*Exercise directions:* Take the data below and filter it for lines containing the word "screenshot"; show each line found.
START Data provided
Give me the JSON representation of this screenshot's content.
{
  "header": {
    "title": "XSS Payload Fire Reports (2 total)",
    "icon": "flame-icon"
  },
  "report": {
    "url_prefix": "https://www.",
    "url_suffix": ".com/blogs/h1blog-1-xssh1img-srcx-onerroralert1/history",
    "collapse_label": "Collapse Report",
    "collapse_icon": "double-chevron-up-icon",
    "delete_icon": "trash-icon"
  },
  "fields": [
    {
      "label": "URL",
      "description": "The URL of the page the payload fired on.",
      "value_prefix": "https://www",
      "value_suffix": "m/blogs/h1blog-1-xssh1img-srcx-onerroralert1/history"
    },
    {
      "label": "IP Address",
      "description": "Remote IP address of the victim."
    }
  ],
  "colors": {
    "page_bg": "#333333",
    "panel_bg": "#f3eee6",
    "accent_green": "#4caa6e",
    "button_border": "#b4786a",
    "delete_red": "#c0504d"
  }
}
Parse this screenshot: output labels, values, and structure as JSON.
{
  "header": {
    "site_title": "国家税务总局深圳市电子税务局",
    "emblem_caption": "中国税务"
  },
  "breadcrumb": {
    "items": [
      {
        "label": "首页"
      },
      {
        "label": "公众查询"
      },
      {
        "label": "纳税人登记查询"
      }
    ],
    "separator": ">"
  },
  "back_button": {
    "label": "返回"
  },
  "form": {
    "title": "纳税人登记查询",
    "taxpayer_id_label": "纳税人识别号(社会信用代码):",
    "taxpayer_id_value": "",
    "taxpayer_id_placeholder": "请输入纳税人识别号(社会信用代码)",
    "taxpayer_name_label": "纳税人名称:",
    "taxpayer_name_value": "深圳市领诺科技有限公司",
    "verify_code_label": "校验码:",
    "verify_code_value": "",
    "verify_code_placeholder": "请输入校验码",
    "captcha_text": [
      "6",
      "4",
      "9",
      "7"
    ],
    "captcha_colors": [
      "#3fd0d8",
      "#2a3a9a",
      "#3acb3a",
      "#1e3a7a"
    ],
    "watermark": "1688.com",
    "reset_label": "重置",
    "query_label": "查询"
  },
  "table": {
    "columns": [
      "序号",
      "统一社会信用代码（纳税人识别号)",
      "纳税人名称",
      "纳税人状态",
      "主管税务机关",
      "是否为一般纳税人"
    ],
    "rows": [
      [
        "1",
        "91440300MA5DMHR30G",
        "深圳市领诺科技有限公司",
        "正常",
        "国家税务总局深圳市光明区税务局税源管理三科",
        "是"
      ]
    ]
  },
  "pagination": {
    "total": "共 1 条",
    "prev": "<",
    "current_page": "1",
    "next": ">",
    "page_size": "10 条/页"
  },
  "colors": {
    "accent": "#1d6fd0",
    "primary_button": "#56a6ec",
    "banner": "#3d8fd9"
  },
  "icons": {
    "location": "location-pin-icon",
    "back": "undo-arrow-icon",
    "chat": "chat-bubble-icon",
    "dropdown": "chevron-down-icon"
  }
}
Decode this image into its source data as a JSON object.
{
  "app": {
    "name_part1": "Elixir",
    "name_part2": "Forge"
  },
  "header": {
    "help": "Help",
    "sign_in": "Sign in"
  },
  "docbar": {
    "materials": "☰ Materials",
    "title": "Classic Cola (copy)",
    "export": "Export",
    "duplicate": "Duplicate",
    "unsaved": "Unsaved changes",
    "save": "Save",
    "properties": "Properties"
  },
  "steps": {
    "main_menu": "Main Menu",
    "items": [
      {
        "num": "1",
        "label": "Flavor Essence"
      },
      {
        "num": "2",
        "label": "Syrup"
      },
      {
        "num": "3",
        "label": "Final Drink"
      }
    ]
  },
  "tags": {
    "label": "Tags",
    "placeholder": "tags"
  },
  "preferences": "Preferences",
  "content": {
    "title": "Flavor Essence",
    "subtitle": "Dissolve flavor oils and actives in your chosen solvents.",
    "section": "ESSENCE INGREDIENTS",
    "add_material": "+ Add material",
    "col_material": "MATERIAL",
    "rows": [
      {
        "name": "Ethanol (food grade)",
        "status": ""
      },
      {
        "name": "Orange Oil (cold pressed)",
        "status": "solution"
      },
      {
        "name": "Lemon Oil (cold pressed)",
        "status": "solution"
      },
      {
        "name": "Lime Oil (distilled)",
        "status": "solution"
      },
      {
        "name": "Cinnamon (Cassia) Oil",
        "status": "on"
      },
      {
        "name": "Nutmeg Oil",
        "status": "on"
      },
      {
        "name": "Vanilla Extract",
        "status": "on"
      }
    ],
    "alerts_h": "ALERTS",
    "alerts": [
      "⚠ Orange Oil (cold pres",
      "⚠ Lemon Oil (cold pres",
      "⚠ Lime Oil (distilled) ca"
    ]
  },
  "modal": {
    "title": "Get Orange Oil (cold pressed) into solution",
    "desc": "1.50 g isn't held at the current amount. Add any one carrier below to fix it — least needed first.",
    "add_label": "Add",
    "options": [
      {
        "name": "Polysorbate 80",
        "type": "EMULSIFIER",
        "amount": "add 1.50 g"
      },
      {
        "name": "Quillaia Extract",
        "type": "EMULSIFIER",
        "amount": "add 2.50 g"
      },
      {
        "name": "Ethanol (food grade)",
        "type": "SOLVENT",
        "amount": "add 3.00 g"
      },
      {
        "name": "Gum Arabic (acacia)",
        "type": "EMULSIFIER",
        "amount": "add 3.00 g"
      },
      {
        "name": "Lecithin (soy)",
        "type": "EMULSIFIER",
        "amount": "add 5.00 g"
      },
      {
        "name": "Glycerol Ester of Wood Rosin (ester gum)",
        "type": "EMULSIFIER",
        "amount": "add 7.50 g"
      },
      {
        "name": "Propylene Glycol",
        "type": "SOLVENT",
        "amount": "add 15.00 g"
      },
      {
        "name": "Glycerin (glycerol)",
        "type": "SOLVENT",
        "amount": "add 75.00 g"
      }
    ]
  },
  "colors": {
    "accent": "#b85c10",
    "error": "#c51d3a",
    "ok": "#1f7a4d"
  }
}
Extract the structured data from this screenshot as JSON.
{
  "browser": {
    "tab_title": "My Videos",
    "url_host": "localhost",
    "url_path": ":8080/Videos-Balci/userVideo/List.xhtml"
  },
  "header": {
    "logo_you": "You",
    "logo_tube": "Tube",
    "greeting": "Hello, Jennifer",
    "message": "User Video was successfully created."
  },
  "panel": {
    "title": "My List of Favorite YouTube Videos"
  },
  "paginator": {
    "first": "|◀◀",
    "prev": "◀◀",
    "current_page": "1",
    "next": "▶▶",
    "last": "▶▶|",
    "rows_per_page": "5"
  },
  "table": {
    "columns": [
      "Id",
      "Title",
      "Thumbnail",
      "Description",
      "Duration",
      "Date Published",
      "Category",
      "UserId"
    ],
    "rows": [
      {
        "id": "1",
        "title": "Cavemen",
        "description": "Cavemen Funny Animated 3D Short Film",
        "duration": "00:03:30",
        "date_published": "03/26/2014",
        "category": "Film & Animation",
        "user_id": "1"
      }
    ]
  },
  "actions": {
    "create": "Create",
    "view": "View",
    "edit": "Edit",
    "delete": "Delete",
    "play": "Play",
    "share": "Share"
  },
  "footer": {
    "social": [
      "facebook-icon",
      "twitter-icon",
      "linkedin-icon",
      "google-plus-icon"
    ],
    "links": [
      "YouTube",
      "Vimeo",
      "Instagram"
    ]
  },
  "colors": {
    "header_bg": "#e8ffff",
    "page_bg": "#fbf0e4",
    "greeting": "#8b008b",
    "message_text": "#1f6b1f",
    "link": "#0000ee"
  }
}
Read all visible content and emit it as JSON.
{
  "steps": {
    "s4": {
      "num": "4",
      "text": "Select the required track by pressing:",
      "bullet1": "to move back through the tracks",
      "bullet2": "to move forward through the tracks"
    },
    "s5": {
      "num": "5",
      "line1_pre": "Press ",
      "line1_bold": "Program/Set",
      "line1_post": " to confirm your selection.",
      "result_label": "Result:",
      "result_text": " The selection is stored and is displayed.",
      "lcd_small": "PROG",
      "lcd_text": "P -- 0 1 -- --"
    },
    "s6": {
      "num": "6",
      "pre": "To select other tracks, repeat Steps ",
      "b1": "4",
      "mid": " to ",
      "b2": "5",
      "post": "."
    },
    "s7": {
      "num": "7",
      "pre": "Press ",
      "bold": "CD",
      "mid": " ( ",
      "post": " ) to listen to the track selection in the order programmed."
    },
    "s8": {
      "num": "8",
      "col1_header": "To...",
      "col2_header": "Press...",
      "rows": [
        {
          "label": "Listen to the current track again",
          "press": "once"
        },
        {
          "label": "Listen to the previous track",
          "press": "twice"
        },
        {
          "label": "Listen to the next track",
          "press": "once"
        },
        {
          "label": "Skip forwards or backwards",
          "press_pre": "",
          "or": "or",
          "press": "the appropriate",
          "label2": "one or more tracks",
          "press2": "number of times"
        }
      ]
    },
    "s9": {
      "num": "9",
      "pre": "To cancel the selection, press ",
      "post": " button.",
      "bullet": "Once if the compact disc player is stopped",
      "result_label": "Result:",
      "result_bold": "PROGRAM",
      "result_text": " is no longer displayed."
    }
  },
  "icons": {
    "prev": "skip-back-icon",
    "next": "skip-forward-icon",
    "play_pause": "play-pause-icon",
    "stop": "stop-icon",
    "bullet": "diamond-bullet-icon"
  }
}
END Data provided
*Answer space:*
Give me the JSON representation of this screenshot's content.
Parse this screenshot: output labels, values, and structure as JSON.
Extract the structured data from this screenshot as JSON.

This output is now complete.